Since we are seed investors in enterprise technology, I am often asked this question. The answer on the surface seems quite obvious — generate as much revenue as you can to prove that customers find value and are willing to pay. My answer is the less obvious one — focus first on user engagement and the revenue and bookings will follow.

Wait, isn’t user engagement more of a consumer metric? It is, but it is equally as important to focus on this metric in the enterprise. No matter what business you are in, you need to ensure that your ultimate customer (the end user) is happy and absolutely loves using your product. I have seen countless situations where a startup extracts initial dollars top-down from an enterprise but ultimately cannot get traction because the end users don’t love the product. Without love of product there is no user engagement, and without user engagement, there is no long-term customer.

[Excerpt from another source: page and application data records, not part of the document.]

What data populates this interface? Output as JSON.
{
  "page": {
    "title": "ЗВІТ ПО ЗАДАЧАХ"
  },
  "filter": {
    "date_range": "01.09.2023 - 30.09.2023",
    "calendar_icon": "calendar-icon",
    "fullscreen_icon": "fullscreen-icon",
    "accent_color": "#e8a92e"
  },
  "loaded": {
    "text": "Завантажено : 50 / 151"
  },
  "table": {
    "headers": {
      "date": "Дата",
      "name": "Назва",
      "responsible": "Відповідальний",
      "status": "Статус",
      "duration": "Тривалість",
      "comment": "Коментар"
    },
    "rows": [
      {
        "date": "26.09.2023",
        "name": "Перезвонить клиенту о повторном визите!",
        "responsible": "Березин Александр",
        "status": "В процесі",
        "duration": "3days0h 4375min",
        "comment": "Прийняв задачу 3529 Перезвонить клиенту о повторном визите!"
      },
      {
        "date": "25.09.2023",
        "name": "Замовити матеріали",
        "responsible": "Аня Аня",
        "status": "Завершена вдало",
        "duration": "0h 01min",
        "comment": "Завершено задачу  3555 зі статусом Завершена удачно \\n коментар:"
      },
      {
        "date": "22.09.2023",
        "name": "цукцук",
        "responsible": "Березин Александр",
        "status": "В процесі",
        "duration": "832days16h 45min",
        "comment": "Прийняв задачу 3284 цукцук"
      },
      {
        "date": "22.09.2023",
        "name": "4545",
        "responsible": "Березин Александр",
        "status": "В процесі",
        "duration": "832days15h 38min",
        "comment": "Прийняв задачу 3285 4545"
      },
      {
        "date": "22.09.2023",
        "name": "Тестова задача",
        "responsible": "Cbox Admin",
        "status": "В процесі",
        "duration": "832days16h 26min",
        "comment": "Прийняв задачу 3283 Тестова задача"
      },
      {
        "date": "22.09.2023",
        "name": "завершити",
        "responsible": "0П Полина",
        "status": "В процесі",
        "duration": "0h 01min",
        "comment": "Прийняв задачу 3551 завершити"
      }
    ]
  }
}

This is especially important in the age of SaaS as switching costs are quite low for substitute solutions. This is also the reason why next to VP of Sales, I would argue a VP of Customer Happiness/Success is a crucial hire. One is for generating new revenue and the other is for expanding existing customers and reducing churn. It is also why a number of companies have been created to help understand and monitor user engagement in the enterprise to proactively determine issues before they happen (totango, gainsight, and preact — full disclosure, my fund is an investor)

What is user engagement in the enterprise? When understanding initial customer traction, we like to understand how a product/solution can/will become a daily habit for the user. It is pretty clear that the more an end user interacts with the product the more important it becomes and ultimately the more value it provides. Another important metric to optimize for would be expansion of users within an existing account. In other words, how do you sell into one user and create viral loops (sharing dashboards, etc) and expand the active user base for the product. Once again, this sounds like a consumer metric but quite an important one —the more people that use it the more it becomes part of the ingrained workflow creating more value.

The challenge sometimes is that many enterprise tech companies are designed to work in the background, invisibly to automate tasks or aggregate data to reduce noise. If your tech is seamlessly analyzing data in the background, you need to find ways to show the user how awesome your product is by either sending alerts or creating some other eye candy to remind the user that your product is working and important. I have seen a few of our portfolio companies implement some simple changes regarding this and see their usage increase significantly.

So to recap, revenue matters but the path starts with optimizing for the end user in the enterprise and focusing on engagement. Once you create happy end users who love your product, the revenue will follow.